_What the task requires_:
The response must be made up of the lines in the entries below that contain "label".

_Data extracts_:
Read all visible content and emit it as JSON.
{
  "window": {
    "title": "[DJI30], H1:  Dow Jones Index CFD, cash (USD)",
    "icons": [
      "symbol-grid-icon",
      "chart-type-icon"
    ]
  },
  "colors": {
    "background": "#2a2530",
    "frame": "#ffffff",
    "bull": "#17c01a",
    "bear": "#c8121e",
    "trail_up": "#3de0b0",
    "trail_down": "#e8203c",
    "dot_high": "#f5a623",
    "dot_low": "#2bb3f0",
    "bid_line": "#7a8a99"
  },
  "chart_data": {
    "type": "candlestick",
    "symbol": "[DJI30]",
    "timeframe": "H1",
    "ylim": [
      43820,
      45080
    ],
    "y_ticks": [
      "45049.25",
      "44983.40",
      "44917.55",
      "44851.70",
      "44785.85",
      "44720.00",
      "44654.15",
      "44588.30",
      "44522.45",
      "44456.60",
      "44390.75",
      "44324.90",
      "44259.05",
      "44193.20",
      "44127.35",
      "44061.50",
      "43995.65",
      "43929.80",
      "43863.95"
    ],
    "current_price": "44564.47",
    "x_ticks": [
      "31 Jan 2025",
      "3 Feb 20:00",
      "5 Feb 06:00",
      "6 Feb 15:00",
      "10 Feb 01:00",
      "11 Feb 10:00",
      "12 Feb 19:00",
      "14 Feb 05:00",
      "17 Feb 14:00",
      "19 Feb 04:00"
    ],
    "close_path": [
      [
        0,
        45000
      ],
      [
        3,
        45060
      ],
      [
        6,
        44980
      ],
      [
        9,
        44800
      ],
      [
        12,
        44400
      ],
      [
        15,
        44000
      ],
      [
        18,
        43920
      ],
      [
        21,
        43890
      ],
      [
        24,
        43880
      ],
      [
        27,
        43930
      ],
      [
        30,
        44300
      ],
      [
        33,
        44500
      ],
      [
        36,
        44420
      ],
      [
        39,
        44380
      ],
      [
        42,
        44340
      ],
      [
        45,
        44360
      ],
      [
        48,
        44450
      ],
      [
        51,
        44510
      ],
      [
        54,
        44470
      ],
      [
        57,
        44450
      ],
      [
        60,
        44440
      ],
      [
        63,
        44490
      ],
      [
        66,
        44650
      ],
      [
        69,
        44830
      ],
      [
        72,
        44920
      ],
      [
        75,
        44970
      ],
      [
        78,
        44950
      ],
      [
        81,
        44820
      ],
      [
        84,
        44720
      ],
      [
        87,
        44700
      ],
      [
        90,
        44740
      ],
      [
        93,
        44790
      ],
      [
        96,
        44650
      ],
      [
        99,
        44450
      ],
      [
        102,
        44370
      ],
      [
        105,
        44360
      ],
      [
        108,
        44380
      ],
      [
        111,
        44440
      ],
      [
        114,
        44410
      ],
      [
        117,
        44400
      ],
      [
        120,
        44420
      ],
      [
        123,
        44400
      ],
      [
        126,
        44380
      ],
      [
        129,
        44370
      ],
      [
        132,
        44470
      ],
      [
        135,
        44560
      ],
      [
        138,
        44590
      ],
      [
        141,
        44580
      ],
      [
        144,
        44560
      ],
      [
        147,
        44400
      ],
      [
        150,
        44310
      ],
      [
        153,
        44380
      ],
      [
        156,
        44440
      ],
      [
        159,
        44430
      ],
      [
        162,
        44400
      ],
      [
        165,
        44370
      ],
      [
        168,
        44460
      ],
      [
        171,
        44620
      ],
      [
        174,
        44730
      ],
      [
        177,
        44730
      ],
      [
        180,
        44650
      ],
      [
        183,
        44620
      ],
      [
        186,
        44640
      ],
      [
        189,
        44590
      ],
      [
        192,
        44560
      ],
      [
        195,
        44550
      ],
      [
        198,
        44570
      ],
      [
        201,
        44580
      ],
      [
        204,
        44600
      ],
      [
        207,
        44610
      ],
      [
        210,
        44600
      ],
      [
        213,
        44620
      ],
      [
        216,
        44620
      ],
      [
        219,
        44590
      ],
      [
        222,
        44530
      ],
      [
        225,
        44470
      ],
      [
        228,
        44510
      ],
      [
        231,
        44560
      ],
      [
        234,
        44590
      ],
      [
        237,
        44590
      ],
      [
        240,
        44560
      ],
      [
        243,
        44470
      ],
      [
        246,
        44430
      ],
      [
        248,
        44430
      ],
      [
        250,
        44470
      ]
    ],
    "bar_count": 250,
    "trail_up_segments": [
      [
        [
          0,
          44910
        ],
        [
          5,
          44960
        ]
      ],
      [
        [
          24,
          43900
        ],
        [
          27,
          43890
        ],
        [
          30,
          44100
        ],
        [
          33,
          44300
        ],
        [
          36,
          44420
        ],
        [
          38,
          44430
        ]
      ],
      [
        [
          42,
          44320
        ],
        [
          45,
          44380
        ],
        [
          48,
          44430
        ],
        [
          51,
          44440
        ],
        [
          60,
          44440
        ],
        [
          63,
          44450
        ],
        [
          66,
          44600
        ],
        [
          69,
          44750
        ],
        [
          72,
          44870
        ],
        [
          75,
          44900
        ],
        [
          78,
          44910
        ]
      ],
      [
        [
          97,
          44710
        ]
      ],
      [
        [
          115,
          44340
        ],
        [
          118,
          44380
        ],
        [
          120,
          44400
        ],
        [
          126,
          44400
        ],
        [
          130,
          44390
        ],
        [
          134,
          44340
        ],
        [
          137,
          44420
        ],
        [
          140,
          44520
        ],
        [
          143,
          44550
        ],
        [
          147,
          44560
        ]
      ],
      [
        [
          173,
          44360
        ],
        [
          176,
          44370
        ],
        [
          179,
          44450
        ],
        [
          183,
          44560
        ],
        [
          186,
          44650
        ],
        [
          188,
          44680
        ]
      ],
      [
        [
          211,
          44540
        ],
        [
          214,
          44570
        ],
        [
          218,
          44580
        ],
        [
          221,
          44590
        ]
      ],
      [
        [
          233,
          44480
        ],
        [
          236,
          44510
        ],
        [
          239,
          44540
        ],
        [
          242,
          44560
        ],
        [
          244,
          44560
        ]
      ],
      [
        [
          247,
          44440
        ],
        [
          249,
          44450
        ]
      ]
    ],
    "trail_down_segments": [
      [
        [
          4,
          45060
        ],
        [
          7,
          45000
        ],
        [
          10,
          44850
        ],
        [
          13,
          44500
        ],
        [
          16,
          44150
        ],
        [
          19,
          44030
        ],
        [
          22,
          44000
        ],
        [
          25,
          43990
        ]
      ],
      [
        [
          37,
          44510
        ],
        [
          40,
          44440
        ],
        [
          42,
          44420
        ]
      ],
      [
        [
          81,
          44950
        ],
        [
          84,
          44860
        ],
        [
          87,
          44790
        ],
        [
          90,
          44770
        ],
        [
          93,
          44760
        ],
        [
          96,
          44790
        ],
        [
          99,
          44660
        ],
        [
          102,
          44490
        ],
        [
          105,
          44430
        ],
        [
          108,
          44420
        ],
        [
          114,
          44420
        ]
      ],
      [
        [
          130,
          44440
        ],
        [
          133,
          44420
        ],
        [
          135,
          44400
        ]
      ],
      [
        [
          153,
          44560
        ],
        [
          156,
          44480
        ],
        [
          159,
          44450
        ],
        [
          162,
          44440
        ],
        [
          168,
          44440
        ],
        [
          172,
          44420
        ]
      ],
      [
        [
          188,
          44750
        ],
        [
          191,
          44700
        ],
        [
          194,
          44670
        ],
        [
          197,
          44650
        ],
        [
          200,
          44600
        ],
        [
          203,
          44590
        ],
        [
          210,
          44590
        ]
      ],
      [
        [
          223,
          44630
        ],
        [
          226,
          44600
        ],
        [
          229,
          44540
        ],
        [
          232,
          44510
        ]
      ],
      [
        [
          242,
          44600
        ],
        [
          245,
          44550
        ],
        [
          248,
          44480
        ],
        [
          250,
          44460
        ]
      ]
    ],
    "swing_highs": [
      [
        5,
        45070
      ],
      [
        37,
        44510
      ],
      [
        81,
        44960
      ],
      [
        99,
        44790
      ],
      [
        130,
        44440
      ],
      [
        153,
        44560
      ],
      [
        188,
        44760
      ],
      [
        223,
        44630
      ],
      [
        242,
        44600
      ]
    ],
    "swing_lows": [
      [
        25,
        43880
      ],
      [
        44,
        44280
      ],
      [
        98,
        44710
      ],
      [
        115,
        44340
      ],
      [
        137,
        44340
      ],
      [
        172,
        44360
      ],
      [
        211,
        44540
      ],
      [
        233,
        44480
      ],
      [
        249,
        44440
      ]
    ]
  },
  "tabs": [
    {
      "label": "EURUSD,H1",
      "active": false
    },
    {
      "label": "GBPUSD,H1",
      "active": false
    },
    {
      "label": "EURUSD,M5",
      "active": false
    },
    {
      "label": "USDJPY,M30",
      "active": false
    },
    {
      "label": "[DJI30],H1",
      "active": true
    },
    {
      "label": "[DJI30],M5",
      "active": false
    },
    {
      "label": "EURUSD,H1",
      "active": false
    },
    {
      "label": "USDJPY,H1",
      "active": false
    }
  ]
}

_Result of this exercise_:
      "label": "EURUSD,H1",
      "label": "GBPUSD,H1",
      "label": "EURUSD,M5",
      "label": "USDJPY,M30",
      "label": "[DJI30],H1",
      "label": "[DJI30],M5",
      "label": "EURUSD,H1",
      "label": "USDJPY,H1",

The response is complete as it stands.